◆ DATASET ENTRIES ◆
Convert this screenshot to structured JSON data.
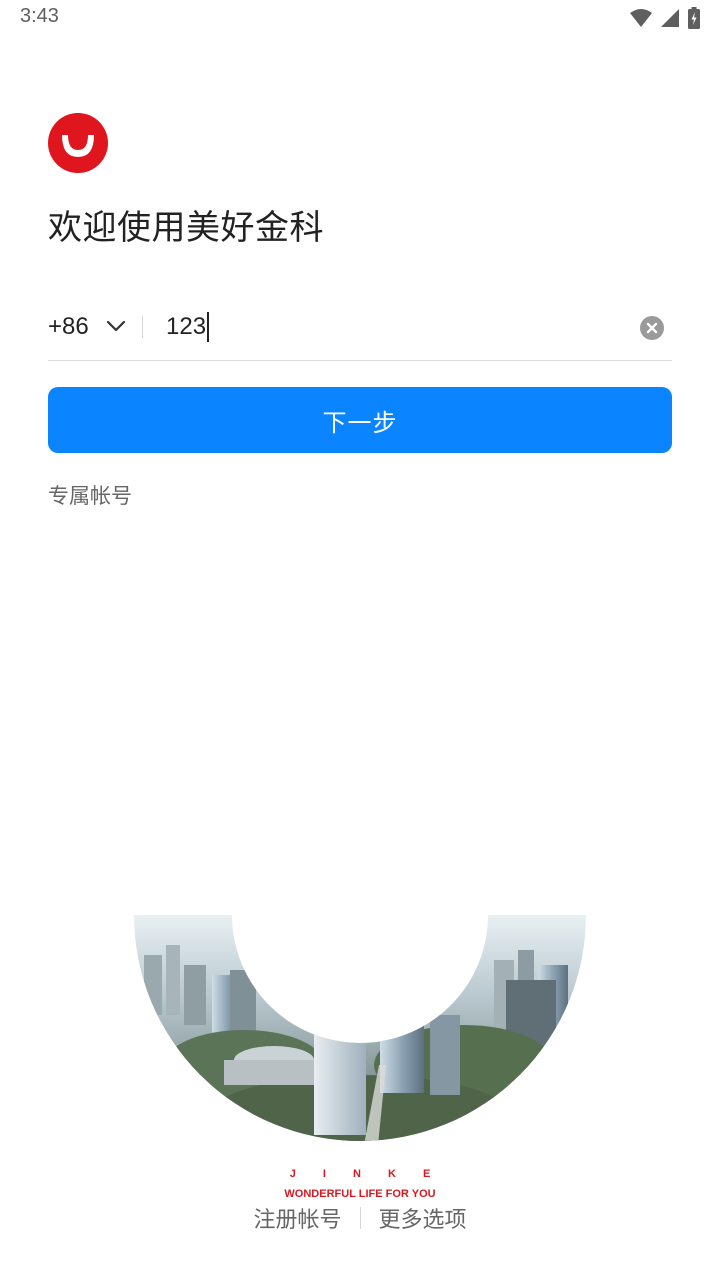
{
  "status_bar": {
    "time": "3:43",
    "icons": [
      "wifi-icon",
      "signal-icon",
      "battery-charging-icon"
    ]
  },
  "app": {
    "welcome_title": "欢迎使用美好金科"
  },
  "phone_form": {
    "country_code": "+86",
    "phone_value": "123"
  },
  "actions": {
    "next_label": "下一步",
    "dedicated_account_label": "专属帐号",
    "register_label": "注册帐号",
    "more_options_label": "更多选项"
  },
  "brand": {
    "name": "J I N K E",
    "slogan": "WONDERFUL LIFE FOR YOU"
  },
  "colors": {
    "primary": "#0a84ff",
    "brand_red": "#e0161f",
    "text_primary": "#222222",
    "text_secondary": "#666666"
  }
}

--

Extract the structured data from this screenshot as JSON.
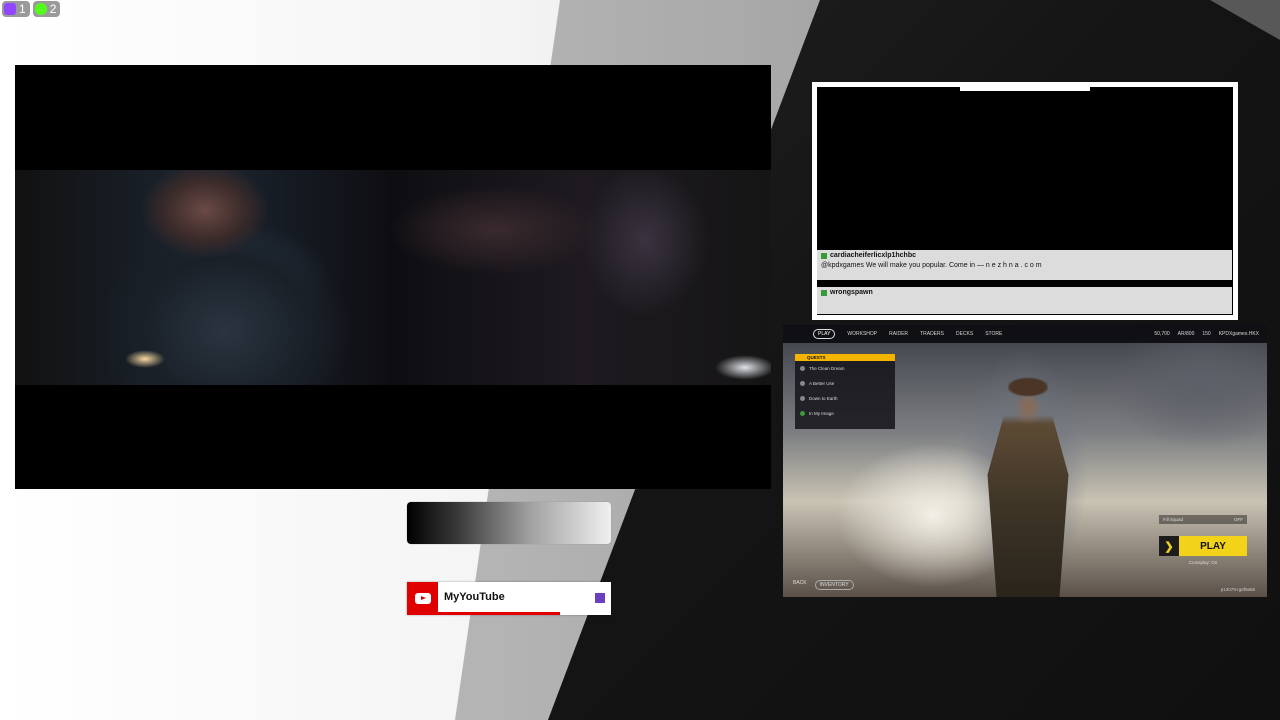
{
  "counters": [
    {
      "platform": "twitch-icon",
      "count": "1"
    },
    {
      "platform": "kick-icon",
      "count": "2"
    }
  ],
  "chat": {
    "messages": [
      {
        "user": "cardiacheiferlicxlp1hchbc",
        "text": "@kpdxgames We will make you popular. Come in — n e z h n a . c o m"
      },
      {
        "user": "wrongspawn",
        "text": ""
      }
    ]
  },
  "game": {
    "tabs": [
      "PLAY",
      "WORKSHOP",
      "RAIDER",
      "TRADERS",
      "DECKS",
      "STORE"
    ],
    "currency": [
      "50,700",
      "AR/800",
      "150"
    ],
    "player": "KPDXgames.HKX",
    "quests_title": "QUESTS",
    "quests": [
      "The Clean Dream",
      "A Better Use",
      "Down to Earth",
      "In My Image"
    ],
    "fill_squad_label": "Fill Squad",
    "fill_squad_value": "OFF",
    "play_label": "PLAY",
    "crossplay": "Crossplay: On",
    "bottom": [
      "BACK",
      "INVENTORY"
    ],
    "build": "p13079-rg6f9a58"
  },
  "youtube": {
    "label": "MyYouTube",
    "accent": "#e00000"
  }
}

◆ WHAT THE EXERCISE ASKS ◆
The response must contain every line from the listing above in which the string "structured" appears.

◆ YOUR SOLUTION ◆
Convert this screenshot to structured JSON data.
Extract the structured data from this screenshot as JSON.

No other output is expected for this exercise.